Notable liberal politicians in the reform period include Benito Juárez, Juan Álvarez, Ignacio Comonfort, Miguel Lerdo de Tejada, Sebastián Lerdo de Tejada, Melchor Ocampo, José María Iglesias and Santos Degollado.
The most noteworthy reforms of the Reforma were:
- the Ley Lerdo, abolishing clerical and communal properties.
- the Ley Juárez, abolishing separate military and religious courts
- the Ley Iglesias, regulating ecclesiastical fees
- the Mexican Constitution of 1857, guaranteeing many civil and political liberties including freedom of religion
- the 'Reform Laws' in which the liberal government of Veracruz during the civil war against the conservatives proclaimed complete separation of church and state.
Paseo de la Reforma
Mexico City's main avenue is the Paseo de la Reforma which received its current name after the Reforma. It was originally known as the Paseo de la Emperatriz after Empress Carlota, the consort of Emperor Maximilian I of Mexico who created the avenue for her.

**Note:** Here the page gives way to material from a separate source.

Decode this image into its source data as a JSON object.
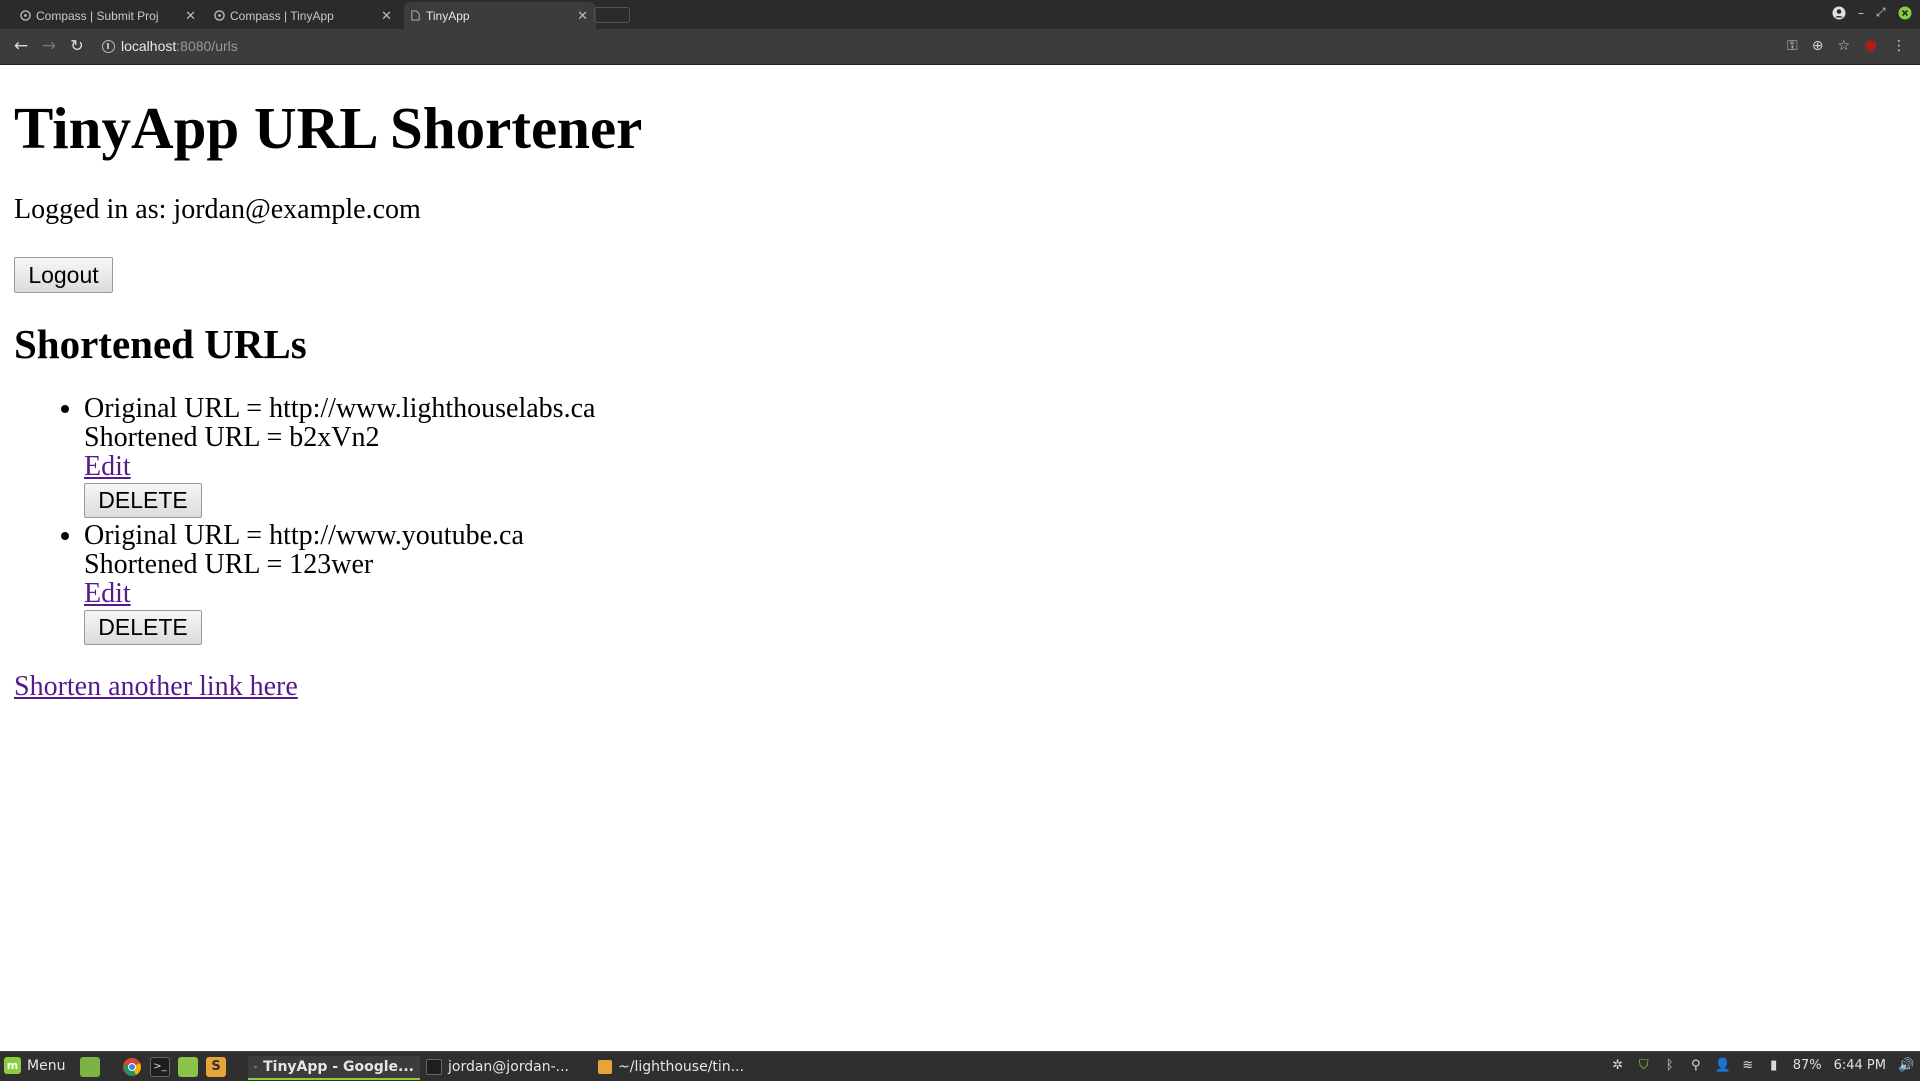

- Gilbert Michael Joseph; Timothy J. Henderson (2002). The Mexico Reader: History, Culture, Politics. Duke University Press. p. 239ff.

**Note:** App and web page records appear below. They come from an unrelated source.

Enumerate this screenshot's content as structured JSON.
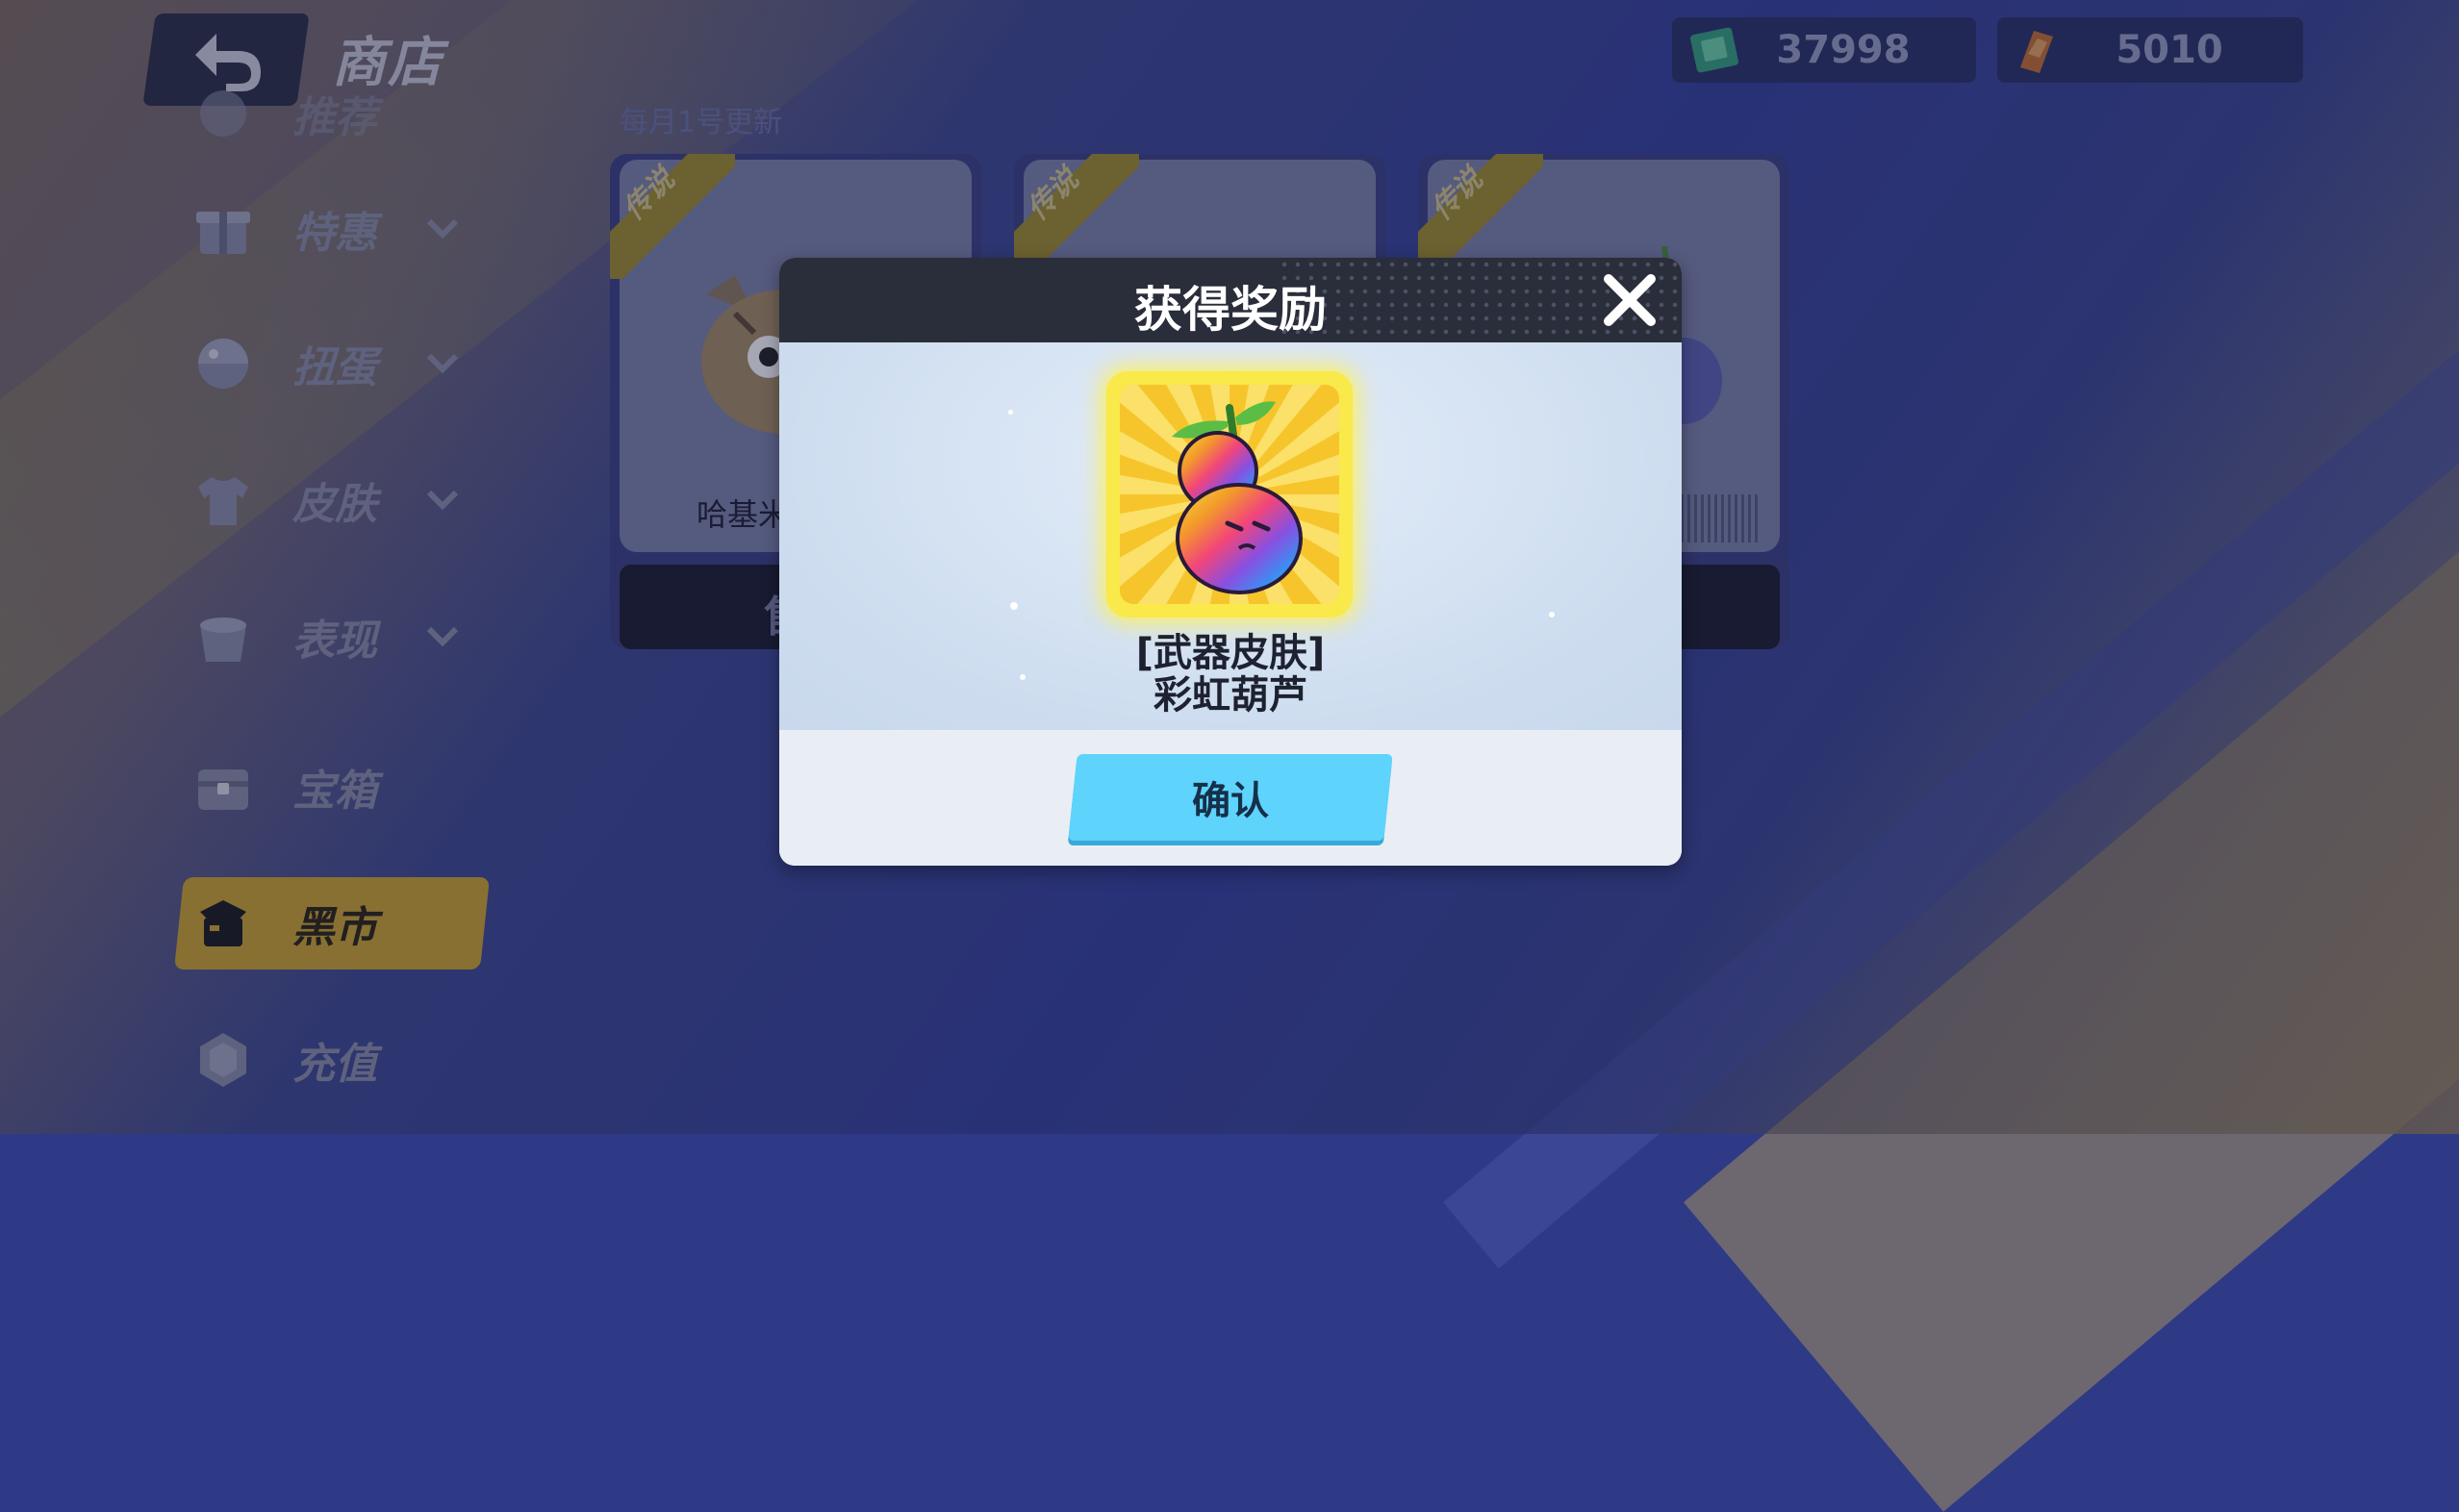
{
  "header": {
    "title": "商店",
    "currency": [
      {
        "icon": "green-ticket-icon",
        "amount": "37998"
      },
      {
        "icon": "orange-coupon-icon",
        "amount": "5010"
      }
    ]
  },
  "update_note": "每月1号更新",
  "sidebar": {
    "items": [
      {
        "label": "推荐",
        "icon": "recommend-icon"
      },
      {
        "label": "特惠",
        "icon": "gift-icon"
      },
      {
        "label": "扭蛋",
        "icon": "capsule-icon"
      },
      {
        "label": "皮肤",
        "icon": "shirt-icon"
      },
      {
        "label": "表现",
        "icon": "bucket-icon"
      },
      {
        "label": "宝箱",
        "icon": "chest-icon"
      },
      {
        "label": "黑市",
        "icon": "black-market-icon"
      },
      {
        "label": "充值",
        "icon": "gem-icon"
      }
    ],
    "active": "黑市"
  },
  "cards": [
    {
      "ribbon": "传说",
      "name": "哈基米",
      "footer": "售"
    },
    {
      "ribbon": "传说"
    },
    {
      "ribbon": "传说"
    }
  ],
  "modal": {
    "title": "获得奖励",
    "item_type": "[武器皮肤]",
    "item_name": "彩虹葫芦",
    "confirm_label": "确认"
  },
  "colors": {
    "accent_yellow": "#cda62c",
    "confirm_blue": "#5ed3fb",
    "modal_header": "#2a2d3a"
  }
}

- Bazant, Jan. Alienation of Church Wealth in Mexico: Social and Economic Aspects of the Liberal Revolution 1856-75 (Cambridge University Press, 1971)
- Brittsan, Zachary. Popular Politics and Rebellion in Mexico: Manuel Lozada and La Reforma, 1855-1876. Nashville: Vanderbilt University Press 2015.

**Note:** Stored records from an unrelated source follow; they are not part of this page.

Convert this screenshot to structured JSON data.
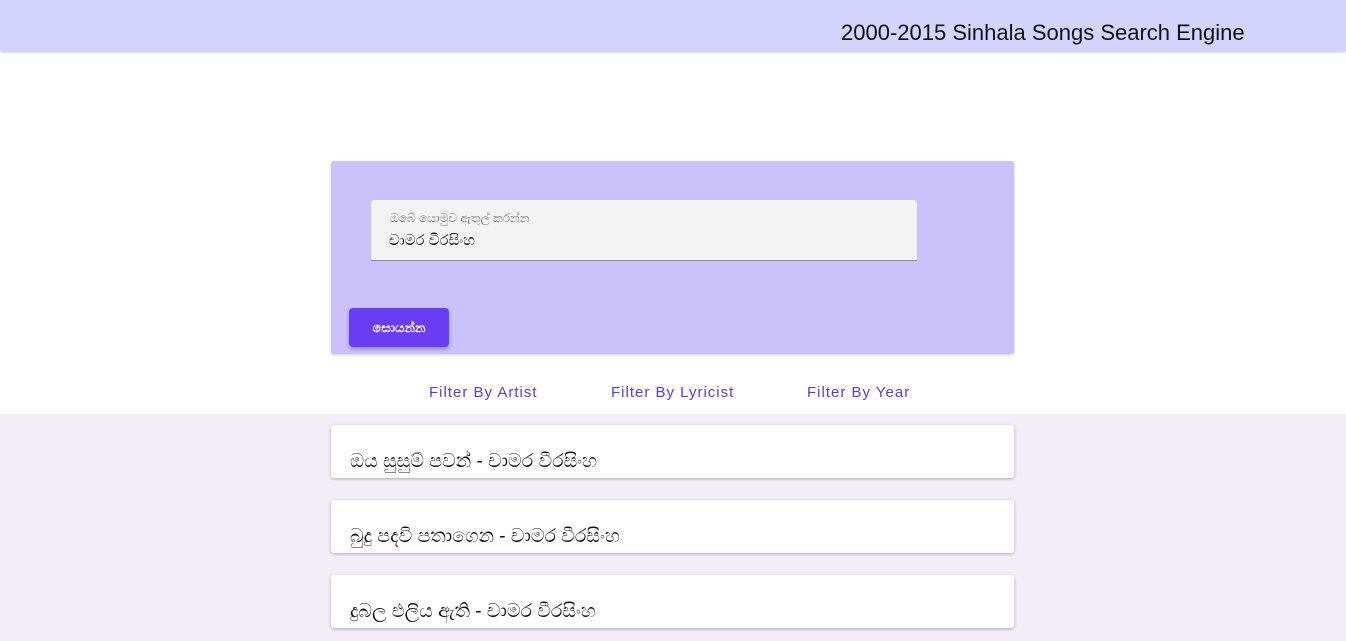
{
  "header": {
    "title": "2000-2015 Sinhala Songs Search Engine"
  },
  "search": {
    "label": "ඔබේ යොමුව ඇතුල් කරන්න",
    "value": "චාමර වීරසිංහ",
    "button_label": "සොයන්න"
  },
  "filters": {
    "artist_label": "Filter By Artist",
    "lyricist_label": "Filter By Lyricist",
    "year_label": "Filter By Year"
  },
  "results": [
    {
      "title": "ඔය සුසුම් පවන් - චාමර වීරසිංහ"
    },
    {
      "title": "බුදු පදවි පතාගෙන - චාමර වීරසිංහ"
    },
    {
      "title": "දුබල එලිය ඇති - චාමර වීරසිංහ"
    }
  ],
  "colors": {
    "header_bg": "#d3d3fd",
    "search_card_bg": "#cbc2fb",
    "button_bg": "#6a3cf4",
    "filter_text": "#5f3cc4",
    "results_bg": "#f3edf8"
  }
}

- Callcott, Wilfred H. Liberalism in Mexico 1857-1929 (Stanford University Press, 1931)
- Hamnett, Brian R. Juarez (1994)
- Hamnett, Brian R. "Reform Laws" in Michael S. Werner, ed. Encyclopedia of Mexico: History, Society & Culture (1997) Volume: 2 pp 1239–41.
- Knowlton, Robert J. Church Property and the Mexican Reform 1856-1910 (Northern Illinois University Press, 1976)
- Powell, T.G. "Priests and Peasants in Central Mexico: Social Conflict during 'La Reforma,'" Hispanic American Historical Review (1977) 57#2 pp. 296–313 in JSTOR
- Scholes, Walter V. Mexican Politics during the Juárez Regime 1855-1872 (University of Missouri Press, 1957)
- Sinkin, Richard N. The Mexican Reform, 1856-1876:A Study in Liberal Nation-Building (University of Texas Press, 1979)